Category Archives: apple
If you lose your iPhone, iPad or iPod touch and you don’t have another iOS device, you will find the following information very useful. If you intend on removing your device from your Apple account, Activation Lock will be turned off, which will allow someone else to activate and use your device.
If you decide to erase your device, you should contact your wireless carrier so they can disable your account and prevent calls, texts and data use.
The following will only work if you enabled Find My iPhone (including iPad or iPod touch).
- Sign in to https://icloud.com/find on a Mac or PC with your Apple ID and Password (Don’t check ‘Keep me signed in’}
- You will also get an email from Apple to tell you about your iCloud sign in
- Click > All Devices – you will see a list of iOS devices that are either offline or connected to the Internet
- Select a device to view its location on a map. You can play a sound, activate Lost Mode or Erase iPhone
- Turn on Lost Mode – this will allow you to remotely lock your device with a passcode, display a custom message with your phone number on your missing device’s Lock screen, and monitor your device’s location*
Google recently introduced a new setting for 2-Step Verification (2SV). They are hoping the new setting called ‘Google prompt’ will make it easier for more people to use multi-factor authentication security. Currently, 2SV allows you tap a Security Key (such as the U2F YubiKey) as well as entering a verification code sent to your mobile phone. You can also use the Google Authenticator app.
Google prompt allows you to approve by tapping a ‘Yes’ prompt that will pop up on your mobile phone. You can access 2-Step Verification from your computer, Android device or iPhone, but only if you have a Google account. In addition Android devices will require the latest Google Play Services (2SV is part of Play Services) and iPhone 5S or later the Google Search app.
It’s important to note that the Google prompt setting is designed as an alternative second step to either using a Security Key or receiving a voice or text message.
The process below is the same whether you use an Android device, iPhone 5S (or later) or computer.
How to enable Google prompt

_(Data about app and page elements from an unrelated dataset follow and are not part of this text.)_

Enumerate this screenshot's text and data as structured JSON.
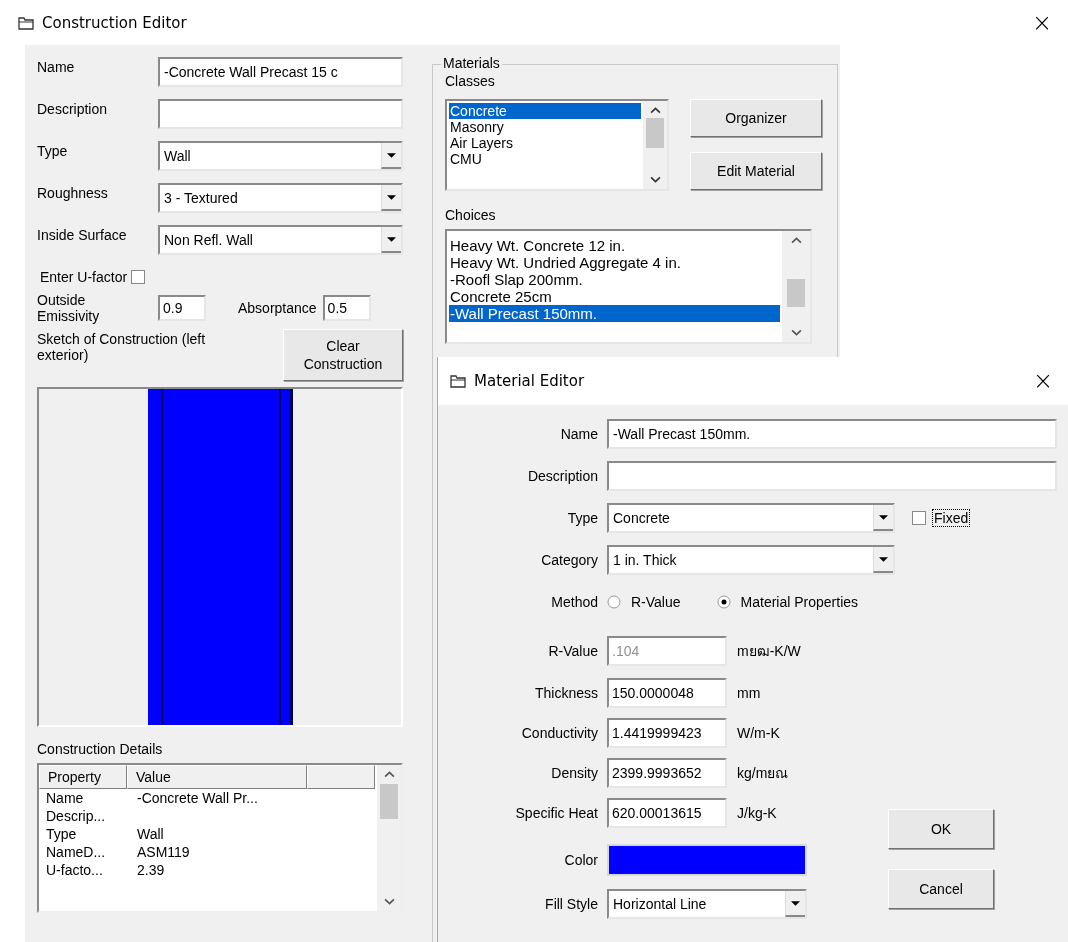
{
  "window": {
    "title": "Construction Editor",
    "close": "×"
  },
  "construction": {
    "fields": [
      {
        "kind": "text",
        "label": "Name",
        "value": "-Concrete Wall Precast 15 c"
      },
      {
        "kind": "text",
        "label": "Description"
      },
      {
        "kind": "dropdown",
        "label": "Type",
        "value": "Wall"
      },
      {
        "kind": "dropdown",
        "label": "Roughness",
        "value": "3 - Textured"
      },
      {
        "kind": "dropdown",
        "label": "Inside Surface",
        "value": "Non Refl. Wall"
      }
    ],
    "u_factor": {
      "label": "Enter U-factor",
      "checked": false
    },
    "emissivity": {
      "label": "Outside Emissivity",
      "value": "0.9"
    },
    "absorptance": {
      "label": "Absorptance",
      "value": "0.5"
    },
    "sketch_label": "Sketch of Construction (left exterior)",
    "clear_button": "Clear Construction",
    "details_label": "Construction Details",
    "details": {
      "columns": [
        "Property",
        "Value"
      ],
      "rows": [
        {
          "property": "Name",
          "value": "-Concrete Wall Pr..."
        },
        {
          "property": "Descrip..."
        },
        {
          "property": "Type",
          "value": "Wall"
        },
        {
          "property": "NameD...",
          "value": "ASM119"
        },
        {
          "property": "U-facto...",
          "value": "2.39"
        }
      ]
    }
  },
  "materials": {
    "title": "Materials",
    "classes_label": "Classes",
    "classes": [
      {
        "label": "Concrete",
        "selected": true
      },
      {
        "label": "Masonry",
        "selected": false
      },
      {
        "label": "Air Layers",
        "selected": false
      },
      {
        "label": "CMU",
        "selected": false
      }
    ],
    "buttons": [
      "Organizer",
      "Edit Material"
    ],
    "choices_label": "Choices",
    "choices": [
      {
        "label": "Heavy Wt. Concrete 12 in.",
        "selected": false
      },
      {
        "label": "Heavy Wt. Undried Aggregate 4 in.",
        "selected": false
      },
      {
        "label": "-Roofl Slap 200mm.",
        "selected": false
      },
      {
        "label": "Concrete 25cm",
        "selected": false
      },
      {
        "label": "-Wall Precast 150mm.",
        "selected": true
      }
    ]
  },
  "material_editor": {
    "title": "Material Editor",
    "close": "×",
    "name": {
      "label": "Name",
      "value": "-Wall Precast 150mm."
    },
    "description": {
      "label": "Description"
    },
    "type": {
      "label": "Type",
      "value": "Concrete"
    },
    "fixed": {
      "label": "Fixed",
      "checked": false
    },
    "category": {
      "label": "Category",
      "value": "1 in. Thick"
    },
    "method": {
      "label": "Method",
      "options": [
        {
          "label": "R-Value",
          "selected": false
        },
        {
          "label": "Material Properties",
          "selected": true
        }
      ]
    },
    "properties": [
      {
        "label": "R-Value",
        "value": ".104",
        "unit": "mยฒ-K/W",
        "disabled": true
      },
      {
        "label": "Thickness",
        "value": "150.0000048",
        "unit": "mm",
        "disabled": false
      },
      {
        "label": "Conductivity",
        "value": "1.4419999423",
        "unit": "W/m-K",
        "disabled": false
      },
      {
        "label": "Density",
        "value": "2399.9993652",
        "unit": "kg/mยณ",
        "disabled": false
      },
      {
        "label": "Specific Heat",
        "value": "620.00013615",
        "unit": "J/kg-K",
        "disabled": false
      }
    ],
    "color": {
      "label": "Color",
      "color": "#0000ff"
    },
    "fill_style": {
      "label": "Fill Style",
      "value": "Horizontal Line"
    },
    "buttons": [
      "OK",
      "Cancel"
    ]
  }
}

- Settings > Google > Sign in & security > Sign in to Google https://myaccount.google.com/security
Activation Lock is securely stored on Apple’s activation server’s and links to your device. Your password will be required before anyone can turn off Find My iPhone, erase your device, or reactivate and use your device.

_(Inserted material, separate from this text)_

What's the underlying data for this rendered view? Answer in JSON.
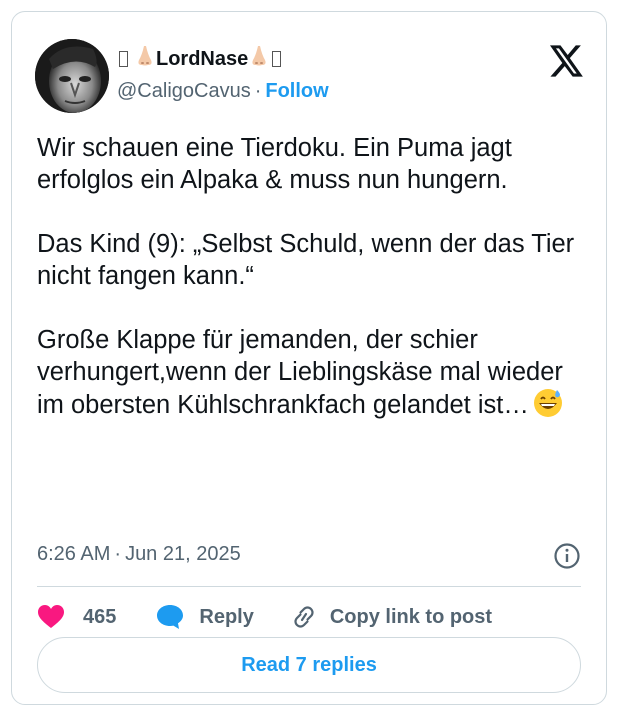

Activation Lock is enabled automatically when you use Find My iPhone on a device running iOS 7 or later. Find My iPhone Activation Lock requires your Apple ID and password before anyone else can do the following:
- Turn off Find My iPhone on your device
- Erase your device
- Reactivate and use your device
Find My iPhone can be used to erase your device remotely, however Activation Lock will still be activated after a device wipe. This adds an additional layer of protection in the event someone attempts to reactivate your device without your permission. Also, if you plan on giving away your device you should turn off Find My iPhone. This ensures that the new owner can use your device as normal.
OS X Server includes a VPN service. It is very easy to setup VPN, but if you Google fu, you might find different methods, which can be confusing. This post will show you one method, that clears the confusion and should have you up and running in quick time.
In this example, we are going to use a Mac Mini with OS X Server 5.0.x that has already been setup as a .local server. We will be configuring the server using the L2TP/IPSec tunnelling protocol. This isn’t as secure as OpenVPN, but IPSec encryption/decryption occurs at the kernel level with added advantage of multi-threading over OpenVPN. So, it’s a secure enough starting point.
Note: OS X Server 5.0.x supports OS X Yosemite v10.10.5 or OS X El Capitan v10.11.1.
Follow my instructions below, and you will be up and running in about 15 minutes.
Change .local server to .private to use VPN (if you haven’t already):
- Launch Server.app > Edit host name
- Click > Next then Check option > Local Network and VPN > Next
- Edit Host Name: example.private (edit the ‘example’ server name)
- Click > Finish
Apple iOS devices* support a useful data security feature called ‘Erase Data’. This feature if enabled (and you use a passcode), will erase all your iOS data after 10 failed passcode attempts. Enabling this feature should be a priority, especially if you lose your device.
The 10 times failed passcode attempts is consecutive, not cumulative and performs the same data erase as General > Reset > Erase all content and settings. Here is how you enable ‘Erase Data’:
- Open > Settings > Tap > ‘Passcode’ option (see note below)
- Turn the toggle on next to ‘Erase Data’
- Confirm the change and tap > Enable button
Note: If you use Touch ID, this option is called ‘Touch ID & Passcode’
IMPORTANT: In the event, you accidentally erase your iOS device, it’s a good idea to regularly backup your device in iTunes, so you can recover your data.
How do you recover your data to your iOS device?
The encryption key will be deleted on the device when using the ‘Erase Data’ feature. You will then be forced into recovery mode to continue with restoring your iOS device, which can be done from a recent iTunes backup. If you don’t backup up your iOS device, your device will be restored as new.